• Assignment
In the listing below, find each line that holds the string "кораблей" and copy it.

• Task material
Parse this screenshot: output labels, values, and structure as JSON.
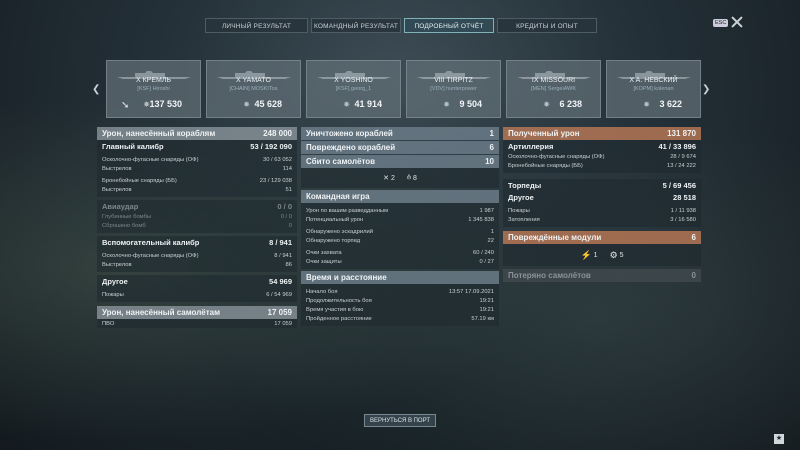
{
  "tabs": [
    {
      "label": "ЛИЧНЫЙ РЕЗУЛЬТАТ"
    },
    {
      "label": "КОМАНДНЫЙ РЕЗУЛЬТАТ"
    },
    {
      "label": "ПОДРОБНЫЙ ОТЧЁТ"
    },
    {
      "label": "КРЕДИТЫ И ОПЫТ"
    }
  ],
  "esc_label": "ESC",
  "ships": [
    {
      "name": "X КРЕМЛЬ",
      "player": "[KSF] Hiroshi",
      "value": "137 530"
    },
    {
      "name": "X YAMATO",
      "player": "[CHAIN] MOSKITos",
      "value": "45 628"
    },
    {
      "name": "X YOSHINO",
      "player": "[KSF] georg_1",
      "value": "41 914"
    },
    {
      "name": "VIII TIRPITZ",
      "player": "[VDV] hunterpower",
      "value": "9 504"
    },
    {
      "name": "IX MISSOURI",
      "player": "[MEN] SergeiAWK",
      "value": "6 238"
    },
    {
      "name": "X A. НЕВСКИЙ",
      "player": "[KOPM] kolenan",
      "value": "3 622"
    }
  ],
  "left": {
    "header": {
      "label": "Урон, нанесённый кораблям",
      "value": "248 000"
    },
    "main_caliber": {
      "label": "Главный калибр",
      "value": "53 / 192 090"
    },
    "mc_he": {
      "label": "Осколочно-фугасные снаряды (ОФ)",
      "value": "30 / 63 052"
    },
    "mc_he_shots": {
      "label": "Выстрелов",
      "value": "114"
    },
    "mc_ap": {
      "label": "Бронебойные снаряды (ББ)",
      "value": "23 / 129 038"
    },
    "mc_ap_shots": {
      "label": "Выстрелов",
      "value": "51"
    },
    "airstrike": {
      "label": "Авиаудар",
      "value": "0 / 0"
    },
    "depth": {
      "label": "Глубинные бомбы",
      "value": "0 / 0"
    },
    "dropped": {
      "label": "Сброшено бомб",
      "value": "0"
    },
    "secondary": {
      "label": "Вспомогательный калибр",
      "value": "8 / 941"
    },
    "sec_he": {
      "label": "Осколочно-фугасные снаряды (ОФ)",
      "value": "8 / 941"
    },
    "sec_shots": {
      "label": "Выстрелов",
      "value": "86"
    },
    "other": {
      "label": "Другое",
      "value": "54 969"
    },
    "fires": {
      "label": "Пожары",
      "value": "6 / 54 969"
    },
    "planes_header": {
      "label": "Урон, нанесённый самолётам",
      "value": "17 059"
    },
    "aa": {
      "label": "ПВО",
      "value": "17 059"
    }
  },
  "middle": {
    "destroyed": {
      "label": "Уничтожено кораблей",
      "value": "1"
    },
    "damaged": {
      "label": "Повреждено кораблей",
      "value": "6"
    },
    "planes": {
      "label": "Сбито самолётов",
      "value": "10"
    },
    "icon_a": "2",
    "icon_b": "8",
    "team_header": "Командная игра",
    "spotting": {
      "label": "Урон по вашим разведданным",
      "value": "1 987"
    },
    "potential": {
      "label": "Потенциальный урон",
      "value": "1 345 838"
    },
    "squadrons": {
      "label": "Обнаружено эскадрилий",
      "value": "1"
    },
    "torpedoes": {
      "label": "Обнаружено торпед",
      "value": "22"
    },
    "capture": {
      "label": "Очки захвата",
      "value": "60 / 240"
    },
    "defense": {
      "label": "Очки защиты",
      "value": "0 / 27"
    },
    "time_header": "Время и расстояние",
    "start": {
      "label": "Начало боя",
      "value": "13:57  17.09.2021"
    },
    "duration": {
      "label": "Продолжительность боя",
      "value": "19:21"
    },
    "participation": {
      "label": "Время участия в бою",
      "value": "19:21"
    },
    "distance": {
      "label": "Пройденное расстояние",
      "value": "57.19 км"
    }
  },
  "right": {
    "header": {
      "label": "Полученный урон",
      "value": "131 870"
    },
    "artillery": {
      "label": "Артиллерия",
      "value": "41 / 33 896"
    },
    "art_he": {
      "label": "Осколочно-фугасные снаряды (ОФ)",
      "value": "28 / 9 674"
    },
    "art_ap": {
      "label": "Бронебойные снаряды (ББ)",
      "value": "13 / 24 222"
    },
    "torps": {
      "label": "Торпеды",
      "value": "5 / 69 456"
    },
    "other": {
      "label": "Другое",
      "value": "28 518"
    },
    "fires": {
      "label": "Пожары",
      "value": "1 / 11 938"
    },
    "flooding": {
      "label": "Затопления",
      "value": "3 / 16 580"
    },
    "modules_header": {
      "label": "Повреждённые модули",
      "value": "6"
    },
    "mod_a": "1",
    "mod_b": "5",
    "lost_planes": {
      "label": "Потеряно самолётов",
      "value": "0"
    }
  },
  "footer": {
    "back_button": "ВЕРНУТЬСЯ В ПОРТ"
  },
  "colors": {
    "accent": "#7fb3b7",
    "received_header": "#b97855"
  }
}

• Expected answer
      "label": "Уничтожено кораблей",
      "label": "Повреждено кораблей",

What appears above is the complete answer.